### INFORMATION GIVEN
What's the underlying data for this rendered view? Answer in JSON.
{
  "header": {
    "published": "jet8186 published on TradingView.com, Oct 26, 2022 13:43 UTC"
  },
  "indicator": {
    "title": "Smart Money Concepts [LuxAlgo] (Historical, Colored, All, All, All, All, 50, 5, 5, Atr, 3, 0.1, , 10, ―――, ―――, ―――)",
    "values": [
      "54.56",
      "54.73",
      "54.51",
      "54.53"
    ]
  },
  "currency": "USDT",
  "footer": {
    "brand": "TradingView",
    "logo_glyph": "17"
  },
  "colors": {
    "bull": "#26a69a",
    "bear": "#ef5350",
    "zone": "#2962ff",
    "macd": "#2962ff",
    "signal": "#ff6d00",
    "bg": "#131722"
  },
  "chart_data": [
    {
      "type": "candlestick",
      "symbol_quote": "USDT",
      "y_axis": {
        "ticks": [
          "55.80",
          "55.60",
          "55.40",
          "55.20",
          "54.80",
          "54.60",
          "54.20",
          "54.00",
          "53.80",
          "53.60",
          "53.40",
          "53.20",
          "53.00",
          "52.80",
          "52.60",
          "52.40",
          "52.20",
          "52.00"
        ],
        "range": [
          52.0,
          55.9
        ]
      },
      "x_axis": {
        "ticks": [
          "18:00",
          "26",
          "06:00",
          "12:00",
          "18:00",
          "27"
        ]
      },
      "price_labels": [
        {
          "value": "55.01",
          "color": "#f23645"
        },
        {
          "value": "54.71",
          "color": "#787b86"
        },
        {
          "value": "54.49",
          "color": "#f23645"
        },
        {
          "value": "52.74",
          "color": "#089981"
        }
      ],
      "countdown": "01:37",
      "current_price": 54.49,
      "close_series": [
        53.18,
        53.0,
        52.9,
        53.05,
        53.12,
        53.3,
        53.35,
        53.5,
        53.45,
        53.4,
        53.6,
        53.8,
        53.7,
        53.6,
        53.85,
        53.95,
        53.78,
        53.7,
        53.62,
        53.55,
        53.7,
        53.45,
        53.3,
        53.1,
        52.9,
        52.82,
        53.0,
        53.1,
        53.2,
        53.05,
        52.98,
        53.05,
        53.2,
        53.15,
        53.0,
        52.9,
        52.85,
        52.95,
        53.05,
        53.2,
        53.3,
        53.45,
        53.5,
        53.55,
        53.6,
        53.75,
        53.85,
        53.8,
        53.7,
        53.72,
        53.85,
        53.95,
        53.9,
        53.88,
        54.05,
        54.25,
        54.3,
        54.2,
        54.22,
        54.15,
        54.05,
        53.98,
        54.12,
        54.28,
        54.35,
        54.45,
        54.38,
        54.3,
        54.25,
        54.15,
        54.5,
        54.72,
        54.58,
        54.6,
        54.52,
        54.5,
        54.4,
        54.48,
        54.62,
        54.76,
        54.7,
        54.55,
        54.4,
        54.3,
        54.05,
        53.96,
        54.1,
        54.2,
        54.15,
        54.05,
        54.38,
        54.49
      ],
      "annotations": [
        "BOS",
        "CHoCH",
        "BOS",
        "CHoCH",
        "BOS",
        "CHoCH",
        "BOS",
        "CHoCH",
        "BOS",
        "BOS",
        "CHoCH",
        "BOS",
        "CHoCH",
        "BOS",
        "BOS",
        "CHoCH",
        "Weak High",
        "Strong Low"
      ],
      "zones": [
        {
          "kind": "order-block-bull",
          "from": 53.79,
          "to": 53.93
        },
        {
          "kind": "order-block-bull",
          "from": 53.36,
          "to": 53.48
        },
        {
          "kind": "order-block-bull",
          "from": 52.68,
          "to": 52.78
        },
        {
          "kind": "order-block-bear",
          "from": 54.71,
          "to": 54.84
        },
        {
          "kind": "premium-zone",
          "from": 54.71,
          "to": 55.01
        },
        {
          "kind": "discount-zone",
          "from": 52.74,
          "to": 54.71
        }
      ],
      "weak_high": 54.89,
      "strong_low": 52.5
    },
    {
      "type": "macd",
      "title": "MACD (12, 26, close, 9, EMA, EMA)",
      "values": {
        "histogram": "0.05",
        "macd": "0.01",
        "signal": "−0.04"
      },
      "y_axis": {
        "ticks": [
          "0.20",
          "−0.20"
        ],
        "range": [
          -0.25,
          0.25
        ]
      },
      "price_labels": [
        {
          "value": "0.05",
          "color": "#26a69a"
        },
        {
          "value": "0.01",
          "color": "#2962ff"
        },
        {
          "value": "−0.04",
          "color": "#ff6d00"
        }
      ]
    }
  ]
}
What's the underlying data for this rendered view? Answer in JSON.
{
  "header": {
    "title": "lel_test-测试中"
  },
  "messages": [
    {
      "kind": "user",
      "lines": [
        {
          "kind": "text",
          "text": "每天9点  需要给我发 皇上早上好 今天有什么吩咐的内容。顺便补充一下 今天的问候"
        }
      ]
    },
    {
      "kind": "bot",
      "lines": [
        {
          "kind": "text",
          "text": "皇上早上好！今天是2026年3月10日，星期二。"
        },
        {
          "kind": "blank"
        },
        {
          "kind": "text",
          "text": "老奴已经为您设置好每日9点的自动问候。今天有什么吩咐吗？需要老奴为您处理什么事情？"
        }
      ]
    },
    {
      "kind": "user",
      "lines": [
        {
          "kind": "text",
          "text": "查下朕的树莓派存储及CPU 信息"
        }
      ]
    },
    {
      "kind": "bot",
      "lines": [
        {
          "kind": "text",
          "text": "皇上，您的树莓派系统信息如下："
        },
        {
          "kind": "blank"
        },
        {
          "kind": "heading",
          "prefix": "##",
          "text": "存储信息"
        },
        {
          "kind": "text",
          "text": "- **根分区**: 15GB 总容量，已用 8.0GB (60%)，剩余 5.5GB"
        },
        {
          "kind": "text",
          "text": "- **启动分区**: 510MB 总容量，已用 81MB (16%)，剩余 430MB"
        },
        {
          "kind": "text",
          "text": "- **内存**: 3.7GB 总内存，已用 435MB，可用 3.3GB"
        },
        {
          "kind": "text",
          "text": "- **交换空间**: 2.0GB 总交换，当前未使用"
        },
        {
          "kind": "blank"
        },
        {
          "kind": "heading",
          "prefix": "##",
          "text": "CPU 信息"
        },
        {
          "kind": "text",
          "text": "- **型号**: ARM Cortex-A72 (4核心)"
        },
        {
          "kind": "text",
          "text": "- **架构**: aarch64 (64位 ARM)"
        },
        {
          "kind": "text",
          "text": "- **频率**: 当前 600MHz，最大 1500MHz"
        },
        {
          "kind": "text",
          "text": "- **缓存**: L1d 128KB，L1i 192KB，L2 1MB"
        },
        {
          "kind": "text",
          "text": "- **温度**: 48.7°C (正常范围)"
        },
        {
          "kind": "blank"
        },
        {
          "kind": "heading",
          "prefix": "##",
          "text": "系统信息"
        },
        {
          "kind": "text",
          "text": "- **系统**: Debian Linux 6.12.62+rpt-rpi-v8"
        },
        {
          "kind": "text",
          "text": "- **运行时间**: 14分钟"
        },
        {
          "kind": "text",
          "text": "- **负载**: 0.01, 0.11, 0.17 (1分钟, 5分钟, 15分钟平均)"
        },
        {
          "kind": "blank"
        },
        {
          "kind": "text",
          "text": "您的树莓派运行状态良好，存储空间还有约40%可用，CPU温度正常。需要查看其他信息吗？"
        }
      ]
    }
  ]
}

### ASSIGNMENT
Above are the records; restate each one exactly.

### SOLUTION
What's the underlying data for this rendered view? Answer in JSON.
{
  "header": {
    "published": "jet8186 published on TradingView.com, Oct 26, 2022 13:43 UTC"
  },
  "indicator": {
    "title": "Smart Money Concepts [LuxAlgo] (Historical, Colored, All, All, All, All, 50, 5, 5, Atr, 3, 0.1, , 10, ―――, ―――, ―――)",
    "values": [
      "54.56",
      "54.73",
      "54.51",
      "54.53"
    ]
  },
  "currency": "USDT",
  "footer": {
    "brand": "TradingView",
    "logo_glyph": "17"
  },
  "colors": {
    "bull": "#26a69a",
    "bear": "#ef5350",
    "zone": "#2962ff",
    "macd": "#2962ff",
    "signal": "#ff6d00",
    "bg": "#131722"
  },
  "chart_data": [
    {
      "type": "candlestick",
      "symbol_quote": "USDT",
      "y_axis": {
        "ticks": [
          "55.80",
          "55.60",
          "55.40",
          "55.20",
          "54.80",
          "54.60",
          "54.20",
          "54.00",
          "53.80",
          "53.60",
          "53.40",
          "53.20",
          "53.00",
          "52.80",
          "52.60",
          "52.40",
          "52.20",
          "52.00"
        ],
        "range": [
          52.0,
          55.9
        ]
      },
      "x_axis": {
        "ticks": [
          "18:00",
          "26",
          "06:00",
          "12:00",
          "18:00",
          "27"
        ]
      },
      "price_labels": [
        {
          "value": "55.01",
          "color": "#f23645"
        },
        {
          "value": "54.71",
          "color": "#787b86"
        },
        {
          "value": "54.49",
          "color": "#f23645"
        },
        {
          "value": "52.74",
          "color": "#089981"
        }
      ],
      "countdown": "01:37",
      "current_price": 54.49,
      "close_series": [
        53.18,
        53.0,
        52.9,
        53.05,
        53.12,
        53.3,
        53.35,
        53.5,
        53.45,
        53.4,
        53.6,
        53.8,
        53.7,
        53.6,
        53.85,
        53.95,
        53.78,
        53.7,
        53.62,
        53.55,
        53.7,
        53.45,
        53.3,
        53.1,
        52.9,
        52.82,
        53.0,
        53.1,
        53.2,
        53.05,
        52.98,
        53.05,
        53.2,
        53.15,
        53.0,
        52.9,
        52.85,
        52.95,
        53.05,
        53.2,
        53.3,
        53.45,
        53.5,
        53.55,
        53.6,
        53.75,
        53.85,
        53.8,
        53.7,
        53.72,
        53.85,
        53.95,
        53.9,
        53.88,
        54.05,
        54.25,
        54.3,
        54.2,
        54.22,
        54.15,
        54.05,
        53.98,
        54.12,
        54.28,
        54.35,
        54.45,
        54.38,
        54.3,
        54.25,
        54.15,
        54.5,
        54.72,
        54.58,
        54.6,
        54.52,
        54.5,
        54.4,
        54.48,
        54.62,
        54.76,
        54.7,
        54.55,
        54.4,
        54.3,
        54.05,
        53.96,
        54.1,
        54.2,
        54.15,
        54.05,
        54.38,
        54.49
      ],
      "annotations": [
        "BOS",
        "CHoCH",
        "BOS",
        "CHoCH",
        "BOS",
        "CHoCH",
        "BOS",
        "CHoCH",
        "BOS",
        "BOS",
        "CHoCH",
        "BOS",
        "CHoCH",
        "BOS",
        "BOS",
        "CHoCH",
        "Weak High",
        "Strong Low"
      ],
      "zones": [
        {
          "kind": "order-block-bull",
          "from": 53.79,
          "to": 53.93
        },
        {
          "kind": "order-block-bull",
          "from": 53.36,
          "to": 53.48
        },
        {
          "kind": "order-block-bull",
          "from": 52.68,
          "to": 52.78
        },
        {
          "kind": "order-block-bear",
          "from": 54.71,
          "to": 54.84
        },
        {
          "kind": "premium-zone",
          "from": 54.71,
          "to": 55.01
        },
        {
          "kind": "discount-zone",
          "from": 52.74,
          "to": 54.71
        }
      ],
      "weak_high": 54.89,
      "strong_low": 52.5
    },
    {
      "type": "macd",
      "title": "MACD (12, 26, close, 9, EMA, EMA)",
      "values": {
        "histogram": "0.05",
        "macd": "0.01",
        "signal": "−0.04"
      },
      "y_axis": {
        "ticks": [
          "0.20",
          "−0.20"
        ],
        "range": [
          -0.25,
          0.25
        ]
      },
      "price_labels": [
        {
          "value": "0.05",
          "color": "#26a69a"
        },
        {
          "value": "0.01",
          "color": "#2962ff"
        },
        {
          "value": "−0.04",
          "color": "#ff6d00"
        }
      ]
    }
  ]
}
What's the underlying data for this rendered view? Answer in JSON.
{
  "header": {
    "title": "lel_test-测试中"
  },
  "messages": [
    {
      "kind": "user",
      "lines": [
        {
          "kind": "text",
          "text": "每天9点  需要给我发 皇上早上好 今天有什么吩咐的内容。顺便补充一下 今天的问候"
        }
      ]
    },
    {
      "kind": "bot",
      "lines": [
        {
          "kind": "text",
          "text": "皇上早上好！今天是2026年3月10日，星期二。"
        },
        {
          "kind": "blank"
        },
        {
          "kind": "text",
          "text": "老奴已经为您设置好每日9点的自动问候。今天有什么吩咐吗？需要老奴为您处理什么事情？"
        }
      ]
    },
    {
      "kind": "user",
      "lines": [
        {
          "kind": "text",
          "text": "查下朕的树莓派存储及CPU 信息"
        }
      ]
    },
    {
      "kind": "bot",
      "lines": [
        {
          "kind": "text",
          "text": "皇上，您的树莓派系统信息如下："
        },
        {
          "kind": "blank"
        },
        {
          "kind": "heading",
          "prefix": "##",
          "text": "存储信息"
        },
        {
          "kind": "text",
          "text": "- **根分区**: 15GB 总容量，已用 8.0GB (60%)，剩余 5.5GB"
        },
        {
          "kind": "text",
          "text": "- **启动分区**: 510MB 总容量，已用 81MB (16%)，剩余 430MB"
        },
        {
          "kind": "text",
          "text": "- **内存**: 3.7GB 总内存，已用 435MB，可用 3.3GB"
        },
        {
          "kind": "text",
          "text": "- **交换空间**: 2.0GB 总交换，当前未使用"
        },
        {
          "kind": "blank"
        },
        {
          "kind": "heading",
          "prefix": "##",
          "text": "CPU 信息"
        },
        {
          "kind": "text",
          "text": "- **型号**: ARM Cortex-A72 (4核心)"
        },
        {
          "kind": "text",
          "text": "- **架构**: aarch64 (64位 ARM)"
        },
        {
          "kind": "text",
          "text": "- **频率**: 当前 600MHz，最大 1500MHz"
        },
        {
          "kind": "text",
          "text": "- **缓存**: L1d 128KB，L1i 192KB，L2 1MB"
        },
        {
          "kind": "text",
          "text": "- **温度**: 48.7°C (正常范围)"
        },
        {
          "kind": "blank"
        },
        {
          "kind": "heading",
          "prefix": "##",
          "text": "系统信息"
        },
        {
          "kind": "text",
          "text": "- **系统**: Debian Linux 6.12.62+rpt-rpi-v8"
        },
        {
          "kind": "text",
          "text": "- **运行时间**: 14分钟"
        },
        {
          "kind": "text",
          "text": "- **负载**: 0.01, 0.11, 0.17 (1分钟, 5分钟, 15分钟平均)"
        },
        {
          "kind": "blank"
        },
        {
          "kind": "text",
          "text": "您的树莓派运行状态良好，存储空间还有约40%可用，CPU温度正常。需要查看其他信息吗？"
        }
      ]
    }
  ]
}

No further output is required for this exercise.